_PROBLEM STATEMENT_. Write down every entry below once more, exactly.

_DATA FOR ANALYSIS_.
+-------+

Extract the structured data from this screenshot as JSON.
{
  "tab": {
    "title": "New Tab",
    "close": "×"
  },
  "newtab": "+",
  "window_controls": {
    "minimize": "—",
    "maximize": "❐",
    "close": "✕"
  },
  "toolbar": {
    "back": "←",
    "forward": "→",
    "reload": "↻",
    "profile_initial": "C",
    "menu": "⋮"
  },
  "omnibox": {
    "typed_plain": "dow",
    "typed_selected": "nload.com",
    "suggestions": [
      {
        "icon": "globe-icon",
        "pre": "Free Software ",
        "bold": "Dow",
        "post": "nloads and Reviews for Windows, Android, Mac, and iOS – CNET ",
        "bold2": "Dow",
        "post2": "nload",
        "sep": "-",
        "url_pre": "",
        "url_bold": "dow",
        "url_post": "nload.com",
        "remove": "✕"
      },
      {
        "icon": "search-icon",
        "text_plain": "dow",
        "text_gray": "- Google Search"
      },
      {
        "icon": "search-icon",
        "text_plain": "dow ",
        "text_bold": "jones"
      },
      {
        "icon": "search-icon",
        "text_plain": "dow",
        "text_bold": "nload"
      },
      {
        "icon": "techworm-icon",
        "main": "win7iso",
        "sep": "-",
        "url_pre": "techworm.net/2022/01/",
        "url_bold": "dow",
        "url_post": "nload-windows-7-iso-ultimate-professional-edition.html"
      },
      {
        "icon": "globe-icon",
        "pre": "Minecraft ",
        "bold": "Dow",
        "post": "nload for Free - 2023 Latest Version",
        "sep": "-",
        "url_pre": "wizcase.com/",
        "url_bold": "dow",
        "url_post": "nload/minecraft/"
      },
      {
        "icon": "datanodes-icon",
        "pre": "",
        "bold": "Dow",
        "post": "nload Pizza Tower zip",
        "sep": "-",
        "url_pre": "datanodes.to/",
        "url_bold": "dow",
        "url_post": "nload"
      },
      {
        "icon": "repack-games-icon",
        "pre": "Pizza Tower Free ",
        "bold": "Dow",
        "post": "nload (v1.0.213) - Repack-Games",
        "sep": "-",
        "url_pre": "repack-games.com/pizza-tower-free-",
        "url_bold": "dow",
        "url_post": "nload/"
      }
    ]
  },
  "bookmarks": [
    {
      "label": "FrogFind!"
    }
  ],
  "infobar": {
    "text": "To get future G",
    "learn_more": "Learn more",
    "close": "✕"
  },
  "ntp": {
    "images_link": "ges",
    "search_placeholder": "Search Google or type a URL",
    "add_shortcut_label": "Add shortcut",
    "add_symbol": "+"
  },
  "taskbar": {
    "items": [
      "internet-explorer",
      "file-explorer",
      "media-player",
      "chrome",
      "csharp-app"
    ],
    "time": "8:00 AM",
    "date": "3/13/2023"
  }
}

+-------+

_SOLUTION TO THE PROBLEM_.
Extract the structured data from this screenshot as JSON.
{
  "tab": {
    "title": "New Tab",
    "close": "×"
  },
  "newtab": "+",
  "window_controls": {
    "minimize": "—",
    "maximize": "❐",
    "close": "✕"
  },
  "toolbar": {
    "back": "←",
    "forward": "→",
    "reload": "↻",
    "profile_initial": "C",
    "menu": "⋮"
  },
  "omnibox": {
    "typed_plain": "dow",
    "typed_selected": "nload.com",
    "suggestions": [
      {
        "icon": "globe-icon",
        "pre": "Free Software ",
        "bold": "Dow",
        "post": "nloads and Reviews for Windows, Android, Mac, and iOS – CNET ",
        "bold2": "Dow",
        "post2": "nload",
        "sep": "-",
        "url_pre": "",
        "url_bold": "dow",
        "url_post": "nload.com",
        "remove": "✕"
      },
      {
        "icon": "search-icon",
        "text_plain": "dow",
        "text_gray": "- Google Search"
      },
      {
        "icon": "search-icon",
        "text_plain": "dow ",
        "text_bold": "jones"
      },
      {
        "icon": "search-icon",
        "text_plain": "dow",
        "text_bold": "nload"
      },
      {
        "icon": "techworm-icon",
        "main": "win7iso",
        "sep": "-",
        "url_pre": "techworm.net/2022/01/",
        "url_bold": "dow",
        "url_post": "nload-windows-7-iso-ultimate-professional-edition.html"
      },
      {
        "icon": "globe-icon",
        "pre": "Minecraft ",
        "bold": "Dow",
        "post": "nload for Free - 2023 Latest Version",
        "sep": "-",
        "url_pre": "wizcase.com/",
        "url_bold": "dow",
        "url_post": "nload/minecraft/"
      },
      {
        "icon": "datanodes-icon",
        "pre": "",
        "bold": "Dow",
        "post": "nload Pizza Tower zip",
        "sep": "-",
        "url_pre": "datanodes.to/",
        "url_bold": "dow",
        "url_post": "nload"
      },
      {
        "icon": "repack-games-icon",
        "pre": "Pizza Tower Free ",
        "bold": "Dow",
        "post": "nload (v1.0.213) - Repack-Games",
        "sep": "-",
        "url_pre": "repack-games.com/pizza-tower-free-",
        "url_bold": "dow",
        "url_post": "nload/"
      }
    ]
  },
  "bookmarks": [
    {
      "label": "FrogFind!"
    }
  ],
  "infobar": {
    "text": "To get future G",
    "learn_more": "Learn more",
    "close": "✕"
  },
  "ntp": {
    "images_link": "ges",
    "search_placeholder": "Search Google or type a URL",
    "add_shortcut_label": "Add shortcut",
    "add_symbol": "+"
  },
  "taskbar": {
    "items": [
      "internet-explorer",
      "file-explorer",
      "media-player",
      "chrome",
      "csharp-app"
    ],
    "time": "8:00 AM",
    "date": "3/13/2023"
  }
}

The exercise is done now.